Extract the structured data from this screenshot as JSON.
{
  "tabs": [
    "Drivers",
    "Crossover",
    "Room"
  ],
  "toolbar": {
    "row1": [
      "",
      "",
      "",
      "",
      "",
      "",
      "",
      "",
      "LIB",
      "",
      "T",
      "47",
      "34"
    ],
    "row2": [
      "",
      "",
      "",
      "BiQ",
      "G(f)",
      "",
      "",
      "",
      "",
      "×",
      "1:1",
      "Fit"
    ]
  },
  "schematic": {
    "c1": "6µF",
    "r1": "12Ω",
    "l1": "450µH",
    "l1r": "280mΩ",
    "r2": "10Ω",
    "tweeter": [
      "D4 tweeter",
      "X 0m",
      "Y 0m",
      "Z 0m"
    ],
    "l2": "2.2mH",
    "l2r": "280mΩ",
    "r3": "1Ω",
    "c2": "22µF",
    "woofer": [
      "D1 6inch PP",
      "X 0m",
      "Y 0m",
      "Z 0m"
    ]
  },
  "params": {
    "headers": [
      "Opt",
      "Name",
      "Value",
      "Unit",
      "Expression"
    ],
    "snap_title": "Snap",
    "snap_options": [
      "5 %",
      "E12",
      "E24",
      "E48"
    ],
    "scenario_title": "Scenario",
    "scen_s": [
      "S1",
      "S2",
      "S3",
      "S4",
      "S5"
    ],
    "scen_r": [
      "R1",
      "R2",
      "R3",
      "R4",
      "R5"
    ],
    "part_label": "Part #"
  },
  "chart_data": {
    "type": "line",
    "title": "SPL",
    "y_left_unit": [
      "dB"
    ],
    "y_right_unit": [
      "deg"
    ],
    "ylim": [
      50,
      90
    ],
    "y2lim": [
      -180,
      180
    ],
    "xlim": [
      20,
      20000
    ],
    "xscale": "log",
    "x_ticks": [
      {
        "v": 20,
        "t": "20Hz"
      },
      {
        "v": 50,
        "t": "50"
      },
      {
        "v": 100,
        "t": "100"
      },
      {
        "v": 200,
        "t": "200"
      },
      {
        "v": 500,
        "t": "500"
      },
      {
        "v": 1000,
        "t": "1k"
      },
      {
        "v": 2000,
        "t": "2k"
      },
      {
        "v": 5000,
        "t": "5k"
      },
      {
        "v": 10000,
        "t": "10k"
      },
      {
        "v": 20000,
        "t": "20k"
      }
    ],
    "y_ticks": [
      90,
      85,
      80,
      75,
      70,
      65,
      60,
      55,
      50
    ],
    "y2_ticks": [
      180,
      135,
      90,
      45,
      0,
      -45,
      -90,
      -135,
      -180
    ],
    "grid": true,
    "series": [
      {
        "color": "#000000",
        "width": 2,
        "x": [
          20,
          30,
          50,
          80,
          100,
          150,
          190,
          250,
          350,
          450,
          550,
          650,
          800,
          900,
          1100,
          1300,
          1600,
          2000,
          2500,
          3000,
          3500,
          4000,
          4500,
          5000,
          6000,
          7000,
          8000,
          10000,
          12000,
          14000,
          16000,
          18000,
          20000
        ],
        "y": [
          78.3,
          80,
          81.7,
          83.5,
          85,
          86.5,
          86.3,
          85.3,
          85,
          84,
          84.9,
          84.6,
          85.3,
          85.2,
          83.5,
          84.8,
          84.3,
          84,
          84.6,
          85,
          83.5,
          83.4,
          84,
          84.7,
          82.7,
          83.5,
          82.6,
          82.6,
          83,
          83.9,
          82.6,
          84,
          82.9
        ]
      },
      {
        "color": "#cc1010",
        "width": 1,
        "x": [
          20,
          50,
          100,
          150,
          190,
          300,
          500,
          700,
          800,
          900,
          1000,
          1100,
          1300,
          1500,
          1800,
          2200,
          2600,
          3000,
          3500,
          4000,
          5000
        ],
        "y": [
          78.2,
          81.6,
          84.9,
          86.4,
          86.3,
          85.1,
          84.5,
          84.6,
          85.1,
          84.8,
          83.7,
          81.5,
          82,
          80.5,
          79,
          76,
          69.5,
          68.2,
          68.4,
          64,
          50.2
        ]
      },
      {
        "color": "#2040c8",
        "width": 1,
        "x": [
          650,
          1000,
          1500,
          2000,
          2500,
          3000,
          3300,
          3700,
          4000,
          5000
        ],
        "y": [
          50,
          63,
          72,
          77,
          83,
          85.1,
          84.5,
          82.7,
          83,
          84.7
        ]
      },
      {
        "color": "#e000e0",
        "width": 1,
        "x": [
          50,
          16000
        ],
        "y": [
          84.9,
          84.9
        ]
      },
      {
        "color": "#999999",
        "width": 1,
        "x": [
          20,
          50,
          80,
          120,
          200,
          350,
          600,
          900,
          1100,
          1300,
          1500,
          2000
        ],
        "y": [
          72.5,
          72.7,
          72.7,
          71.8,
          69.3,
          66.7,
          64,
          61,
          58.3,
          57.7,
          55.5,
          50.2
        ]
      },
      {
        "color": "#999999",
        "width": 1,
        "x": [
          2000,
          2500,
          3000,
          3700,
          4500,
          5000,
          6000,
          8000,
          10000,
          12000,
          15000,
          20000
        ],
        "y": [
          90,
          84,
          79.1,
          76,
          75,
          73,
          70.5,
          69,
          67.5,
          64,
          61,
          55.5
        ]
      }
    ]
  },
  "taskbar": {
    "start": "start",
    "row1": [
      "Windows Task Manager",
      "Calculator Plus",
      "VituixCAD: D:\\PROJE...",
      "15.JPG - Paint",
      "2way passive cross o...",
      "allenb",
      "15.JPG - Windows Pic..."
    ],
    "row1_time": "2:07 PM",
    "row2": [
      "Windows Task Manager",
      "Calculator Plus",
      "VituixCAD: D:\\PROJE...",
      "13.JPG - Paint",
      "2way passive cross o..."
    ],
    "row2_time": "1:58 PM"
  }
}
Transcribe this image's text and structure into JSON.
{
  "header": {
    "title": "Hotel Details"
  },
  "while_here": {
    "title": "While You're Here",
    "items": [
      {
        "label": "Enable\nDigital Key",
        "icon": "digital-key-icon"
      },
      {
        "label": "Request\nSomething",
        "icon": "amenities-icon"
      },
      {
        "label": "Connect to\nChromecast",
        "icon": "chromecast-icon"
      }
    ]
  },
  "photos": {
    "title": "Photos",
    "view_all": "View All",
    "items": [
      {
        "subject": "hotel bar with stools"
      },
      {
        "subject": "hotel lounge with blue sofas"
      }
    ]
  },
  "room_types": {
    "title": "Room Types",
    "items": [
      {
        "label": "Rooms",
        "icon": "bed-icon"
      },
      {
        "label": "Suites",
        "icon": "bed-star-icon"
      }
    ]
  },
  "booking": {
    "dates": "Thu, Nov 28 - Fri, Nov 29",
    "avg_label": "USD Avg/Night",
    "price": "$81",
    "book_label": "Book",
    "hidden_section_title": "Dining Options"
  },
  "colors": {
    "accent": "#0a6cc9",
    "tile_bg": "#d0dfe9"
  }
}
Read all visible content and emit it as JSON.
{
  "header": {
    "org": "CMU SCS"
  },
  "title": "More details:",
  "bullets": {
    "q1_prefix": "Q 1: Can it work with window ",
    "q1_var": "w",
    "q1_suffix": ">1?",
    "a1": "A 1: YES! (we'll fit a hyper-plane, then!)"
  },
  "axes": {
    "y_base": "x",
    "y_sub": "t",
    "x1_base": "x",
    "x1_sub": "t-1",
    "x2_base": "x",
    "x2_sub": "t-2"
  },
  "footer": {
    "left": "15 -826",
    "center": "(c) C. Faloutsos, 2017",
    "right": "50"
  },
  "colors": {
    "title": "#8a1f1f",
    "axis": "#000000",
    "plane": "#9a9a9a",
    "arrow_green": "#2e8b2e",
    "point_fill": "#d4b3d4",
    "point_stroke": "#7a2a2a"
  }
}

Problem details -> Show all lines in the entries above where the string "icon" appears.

Solution to this task ->
        "icon": "digital-key-icon"
        "icon": "amenities-icon"
        "icon": "chromecast-icon"
        "icon": "bed-icon"
        "icon": "bed-star-icon"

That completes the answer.